Latin American currencies weakened on Friday after strong U.S. jobs data was seen as increasing the likelihood of higher interest rates in the world's largest economy, while Brazil markets fluttered in the last trading session before Oct. 5 elections.
Data on Friday showed U.S. jobless rate fell to a six-year low and the rosy data bolstered bets that the U.S. Federal Reserve would hike interest rates in mid-2015, fueling demand for the dollar and sinking riskier currencies.
The Chilean, Colombian and Mexican pesos all fell about 0.5% against the dollar. Brazil's real fluctuated through most of the session, at one point weakening past the closely-watched level of 2.5 per dollar for the first time since December 2008 before pulling back in the afternoon.
Investors have been on edge for weeks as Brazilian electoral polls shifted the outlook for the country's presidential race on Sunday. Two new polls released late Thursday showed President Dilma Rousseff widening her lead over challengers.
The real tends to weaken when polls show Rousseff gaining as many investors believe a more market-friendly administration could help boost demand for Brazilian assets.
The region's stocks were mostly higher, driven by the improving outlook for global economic growth following the U.S. data and bargain-hunting after a recent slump. The MSCI Latin American stock index was up about 1.2% after touching its lowest point in six months on Thursday.

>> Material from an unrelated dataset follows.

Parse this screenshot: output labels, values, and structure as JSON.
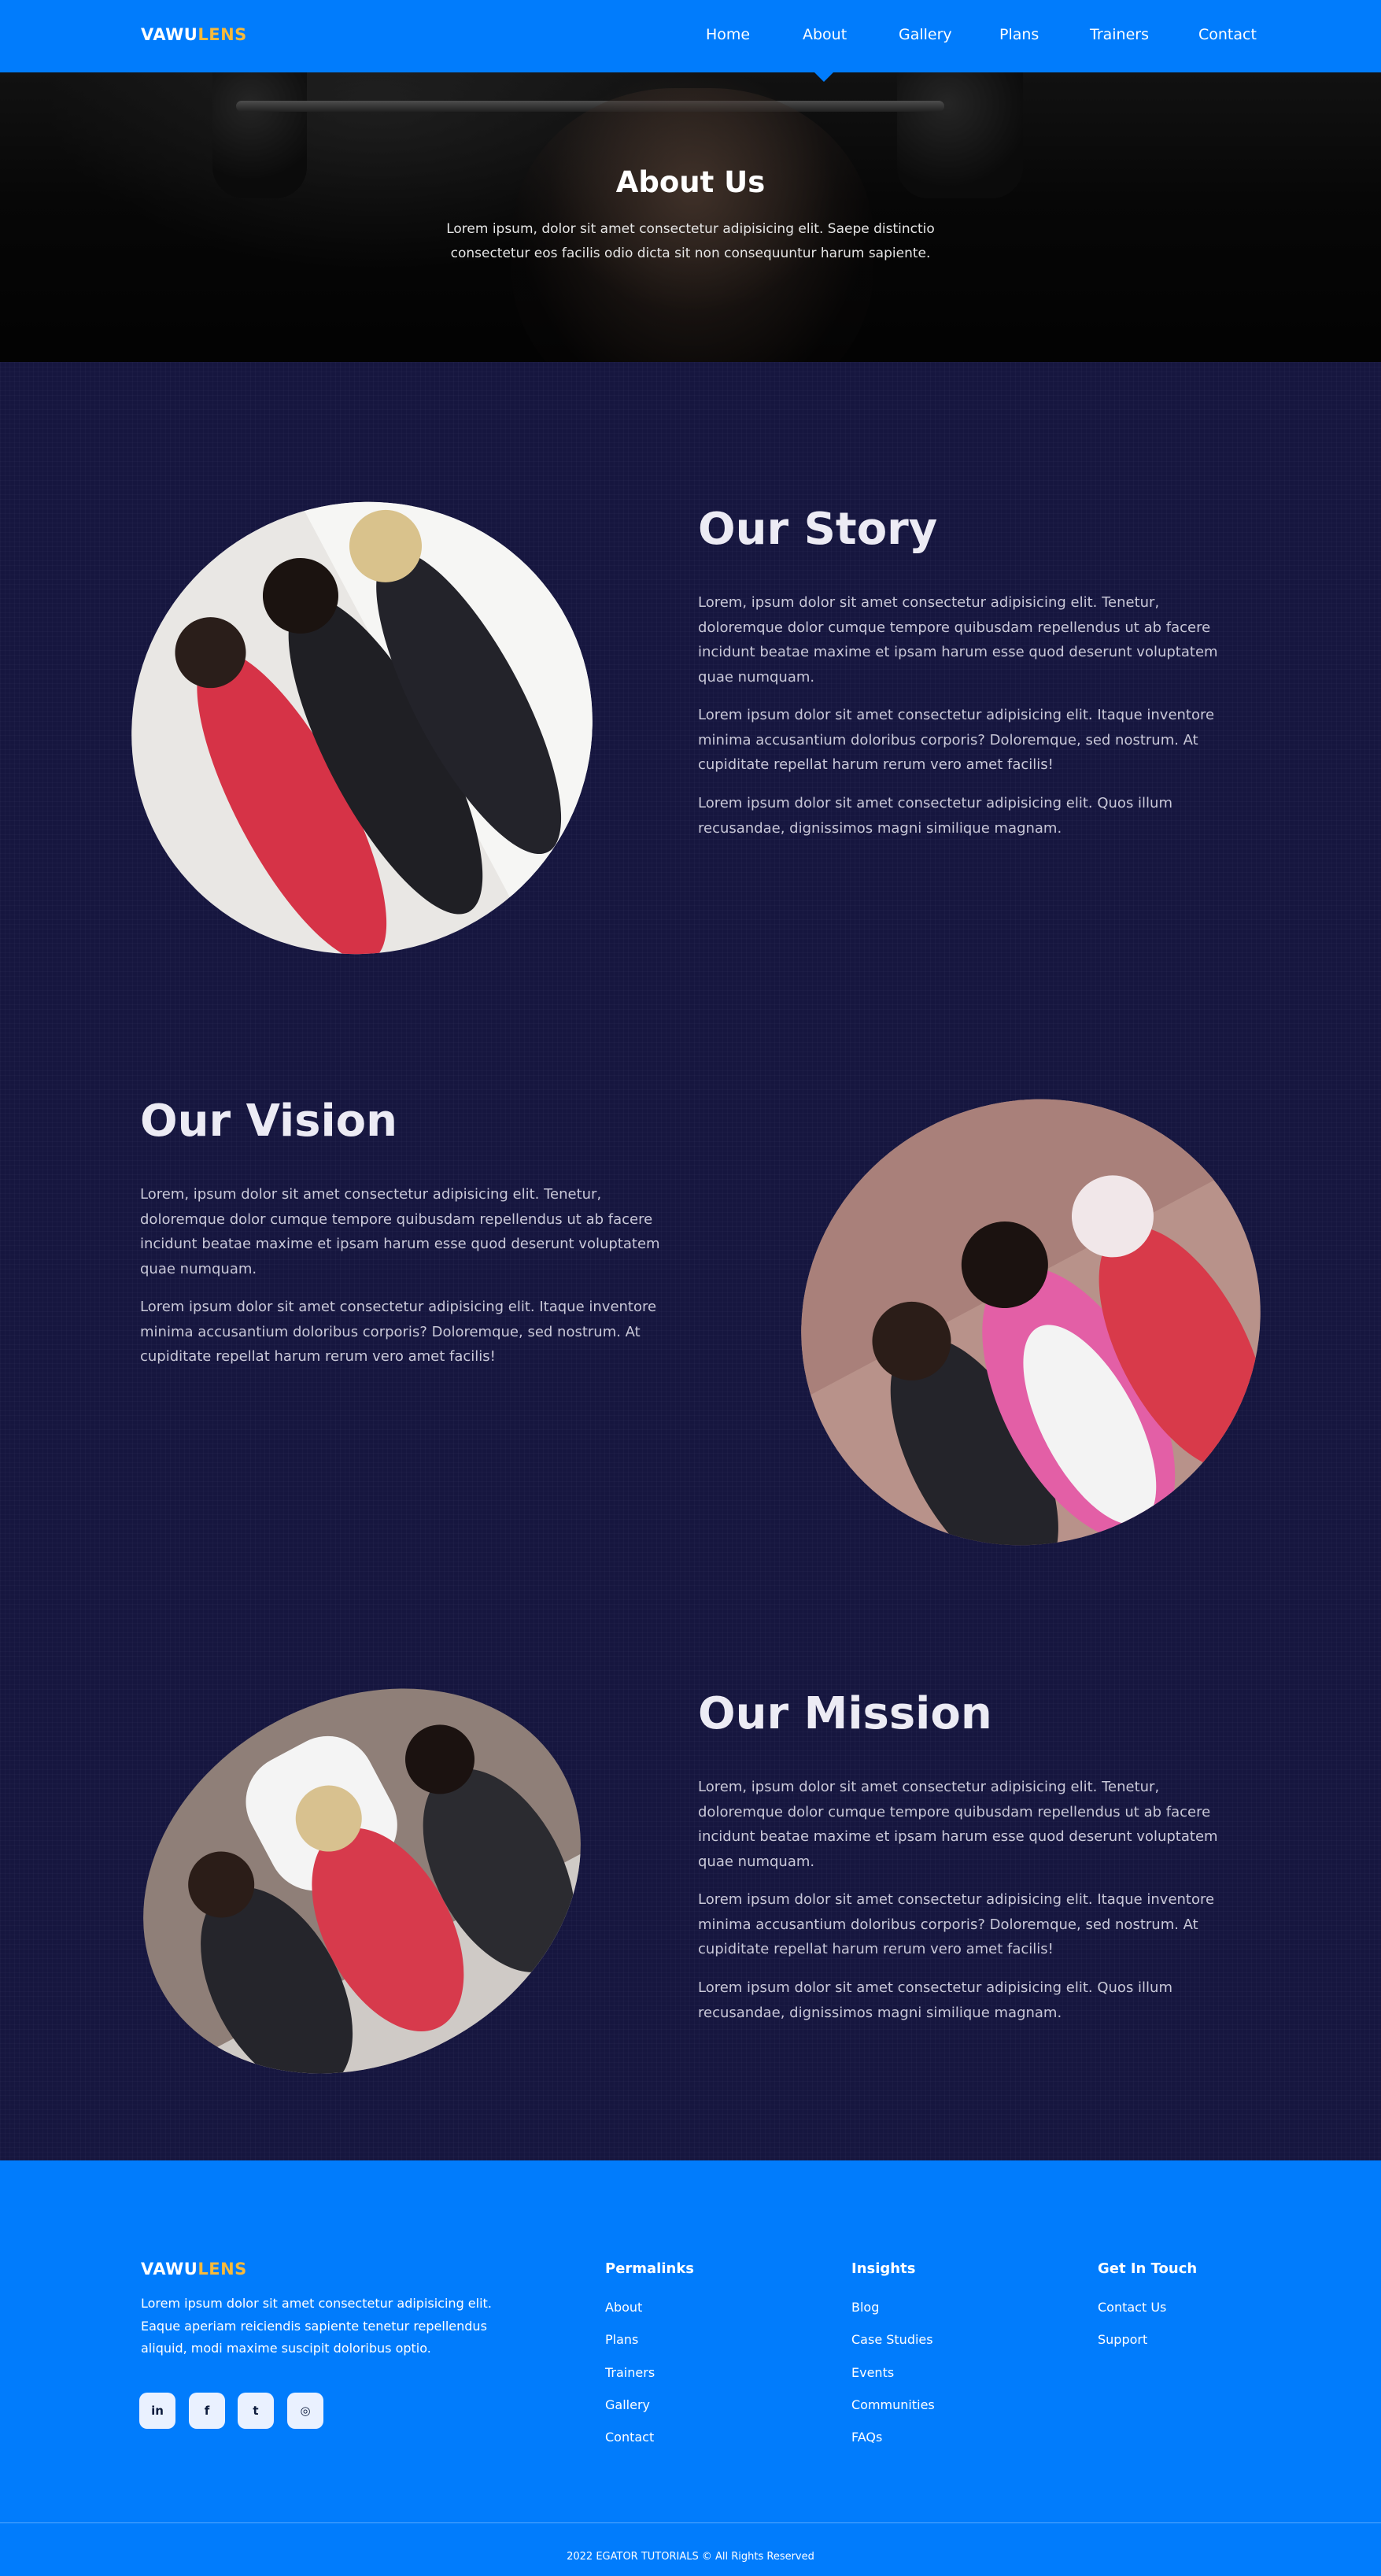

Brazil's Bovespa stock index rebounded for the second day in a row, rising 1.6% led by a near 6% in preferred shares of state-run oil producer Petrobras. The company saw its shares take a beating over the last month as Rousseff gained in the polls. In fact, September's fall of 22.5% was the stock's worst monthly performance since October 2008, at the height of the global financial crisis.

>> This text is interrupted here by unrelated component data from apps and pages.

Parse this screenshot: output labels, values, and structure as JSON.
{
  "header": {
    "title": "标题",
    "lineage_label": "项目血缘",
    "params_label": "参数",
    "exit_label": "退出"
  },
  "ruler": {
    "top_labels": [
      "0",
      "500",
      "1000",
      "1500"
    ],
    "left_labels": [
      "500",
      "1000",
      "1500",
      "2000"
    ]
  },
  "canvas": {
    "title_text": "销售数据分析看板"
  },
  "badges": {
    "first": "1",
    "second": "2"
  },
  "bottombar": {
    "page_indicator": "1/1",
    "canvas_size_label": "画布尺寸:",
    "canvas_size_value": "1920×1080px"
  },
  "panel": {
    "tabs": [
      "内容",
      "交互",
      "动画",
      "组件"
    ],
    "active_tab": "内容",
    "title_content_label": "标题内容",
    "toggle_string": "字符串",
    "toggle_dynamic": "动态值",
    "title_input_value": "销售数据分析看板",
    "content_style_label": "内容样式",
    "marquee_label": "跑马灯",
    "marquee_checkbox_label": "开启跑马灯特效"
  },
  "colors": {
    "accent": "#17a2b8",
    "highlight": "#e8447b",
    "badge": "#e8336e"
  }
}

Investors in Petrobras have lambasted the Rousseff government for forcing the company to import fuel at global prices and sell it at a loss in the domestic market as a way to tamp down inflation. Whatever the results of the presidential election, fuels prices are expected to rise significantly.

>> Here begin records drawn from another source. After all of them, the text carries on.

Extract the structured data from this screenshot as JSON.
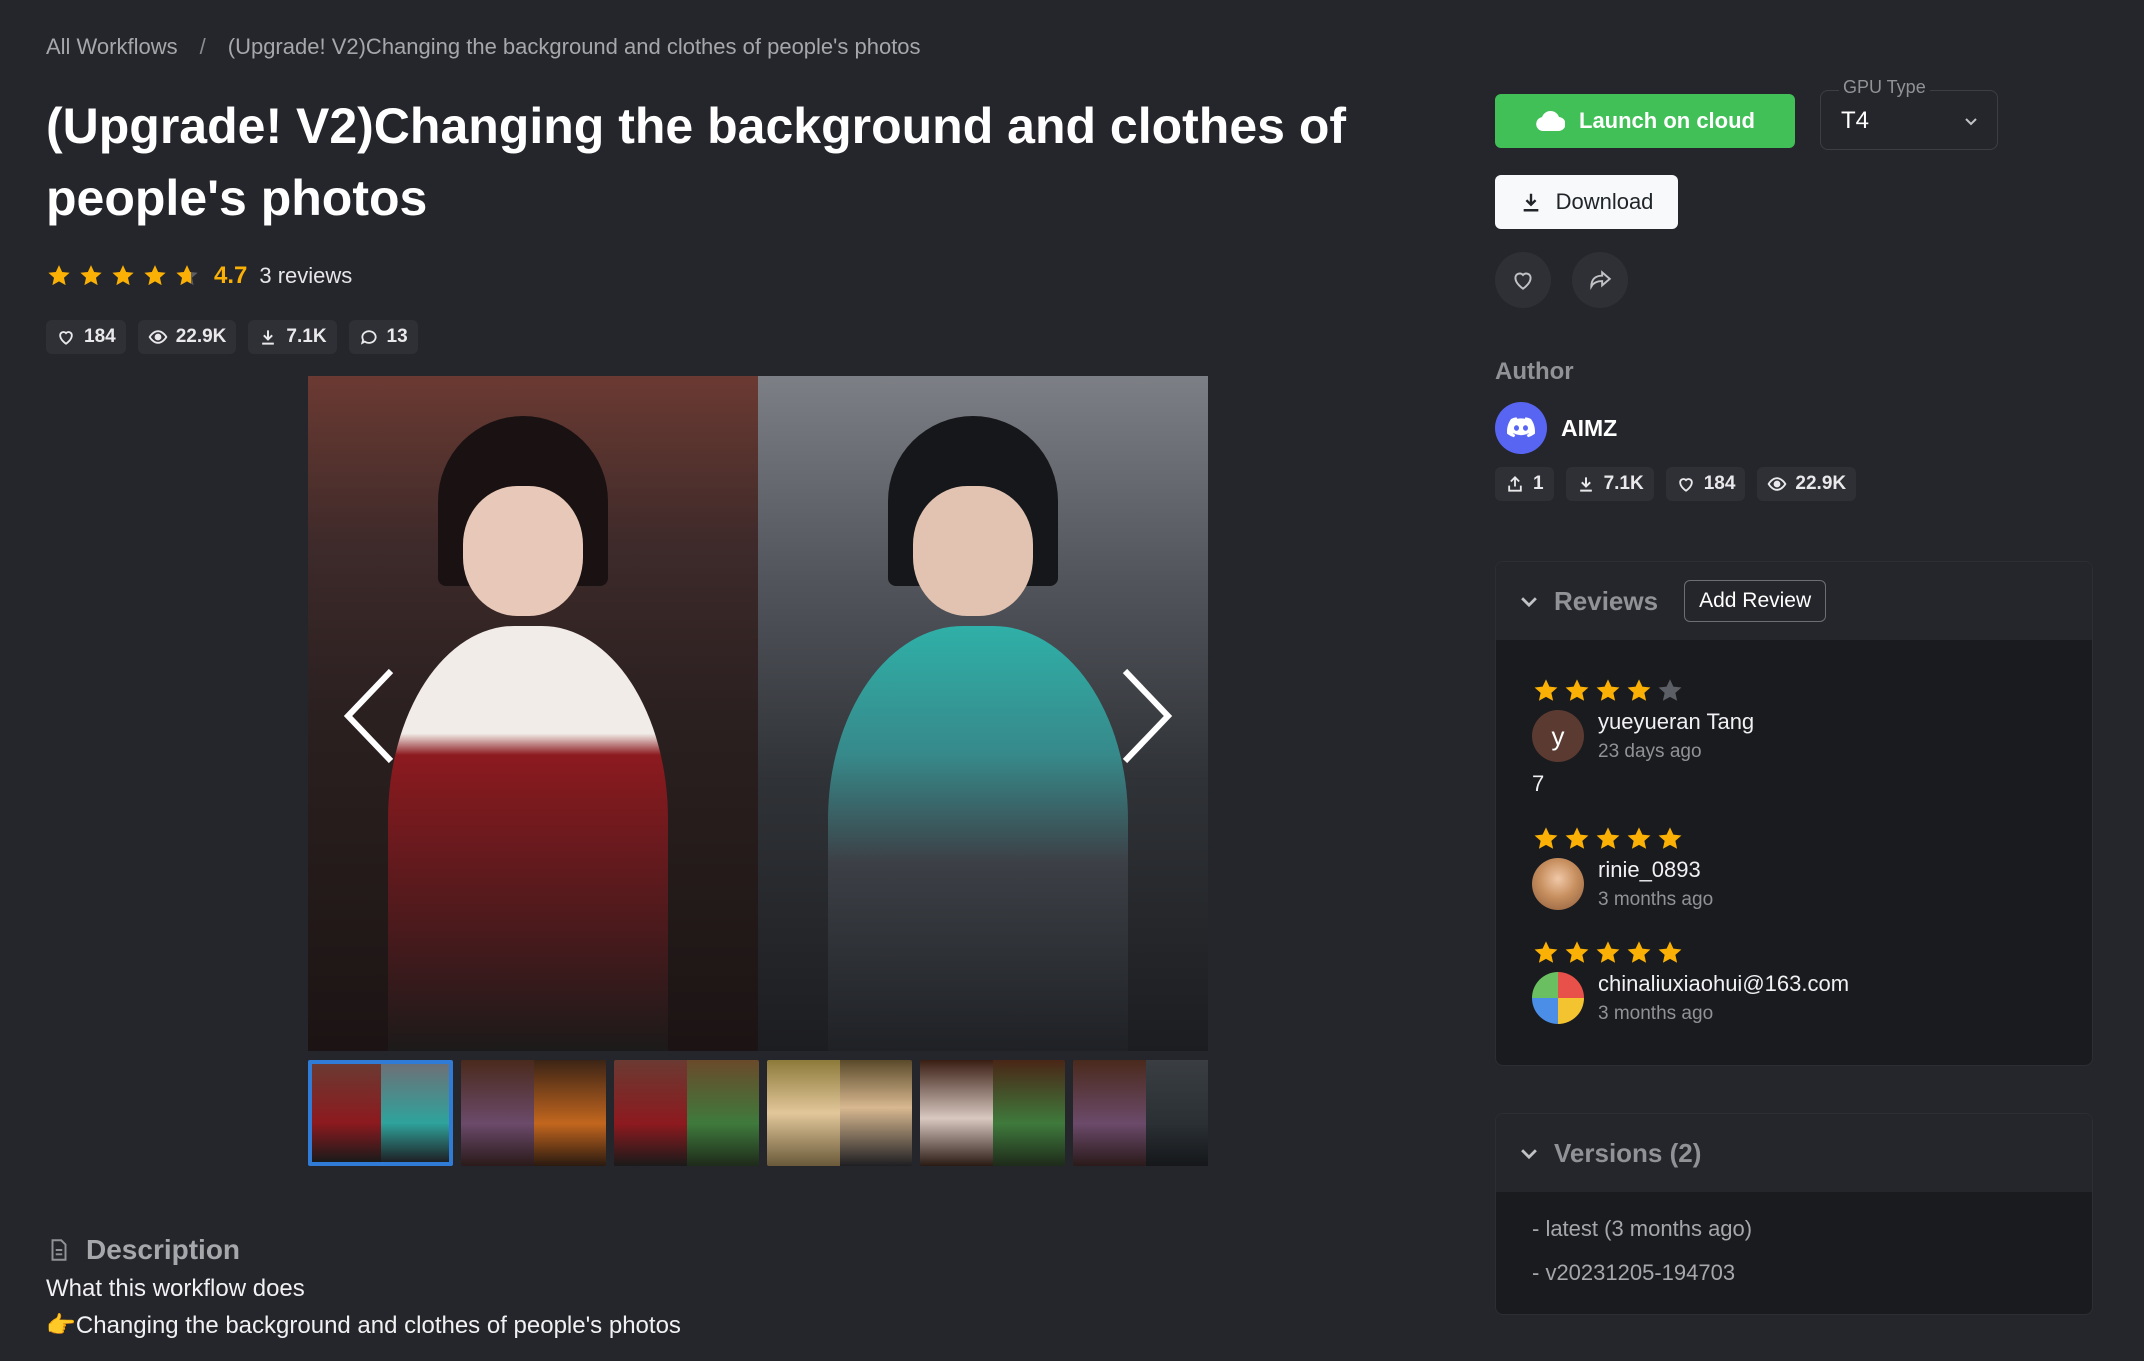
{
  "breadcrumb": {
    "root": "All Workflows",
    "separator": "/",
    "current": "(Upgrade! V2)Changing the background and clothes of people's photos"
  },
  "title": "(Upgrade! V2)Changing the background and clothes of people's photos",
  "rating": {
    "value": "4.7",
    "reviews_label": "3 reviews",
    "stars": 4.7,
    "star_color": "#fab005"
  },
  "stats": {
    "likes": "184",
    "views": "22.9K",
    "downloads": "7.1K",
    "comments": "13"
  },
  "gallery": {
    "thumbnail_count": 6,
    "active_thumbnail": 1
  },
  "description": {
    "heading": "Description",
    "line1": "What this workflow does",
    "line2": "👉Changing the background and clothes of people's photos"
  },
  "actions": {
    "launch_label": "Launch on cloud",
    "launch_color": "#40c057",
    "gpu_label": "GPU Type",
    "gpu_value": "T4",
    "download_label": "Download"
  },
  "author": {
    "label": "Author",
    "name": "AIMZ",
    "stats": {
      "uploads": "1",
      "downloads": "7.1K",
      "likes": "184",
      "views": "22.9K"
    }
  },
  "reviews": {
    "title": "Reviews",
    "add_label": "Add Review",
    "items": [
      {
        "stars": 4,
        "initial": "y",
        "name": "yueyueran Tang",
        "date": "23 days ago",
        "text": "7"
      },
      {
        "stars": 5,
        "initial": "",
        "name": "rinie_0893",
        "date": "3 months ago",
        "text": ""
      },
      {
        "stars": 5,
        "initial": "",
        "name": "chinaliuxiaohui@163.com",
        "date": "3 months ago",
        "text": ""
      }
    ]
  },
  "versions": {
    "title": "Versions (2)",
    "items": [
      "- latest (3 months ago)",
      "- v20231205-194703"
    ]
  }
}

On Sunday 142.8 million Brazilians are registered to vote, with Sao Paulo, (31.9m); Minas Gerais (15.2m); Rio do Janeiro (12.1m); Bahia (10m) and Rio Grande do Sul (8.4m) the most important of 27 states.
Voting is compulsory in Brazil, although the norm does not apply to those aged between 16 and 18, and over 70.
On Sunday Brazilians will elect the president (2015/2019); 27 state governors; 513 members of the Lower House and 27 out of 81 Senators (renews by thirds) plus 1.059 state lawmakers. Brazil was among the first countries to implement the electronic vote and 507.000 machines will be distributed along the country on Sunday. This means the results should be known on the same ballot night.
If the winning presidential candidate does not take 50% of valid ballots, there is a runoff between the two leading hopefuls on 26 October. The winner takes office on January first.
The three leading candidates are the incumbent Dilma Rousseff bidding for re-election and ahead in the polls (but below 50%); environmentalist Marina Silva which has had an erratic performance in vote intention and Aecio Neves, from Brazil's main opposition party.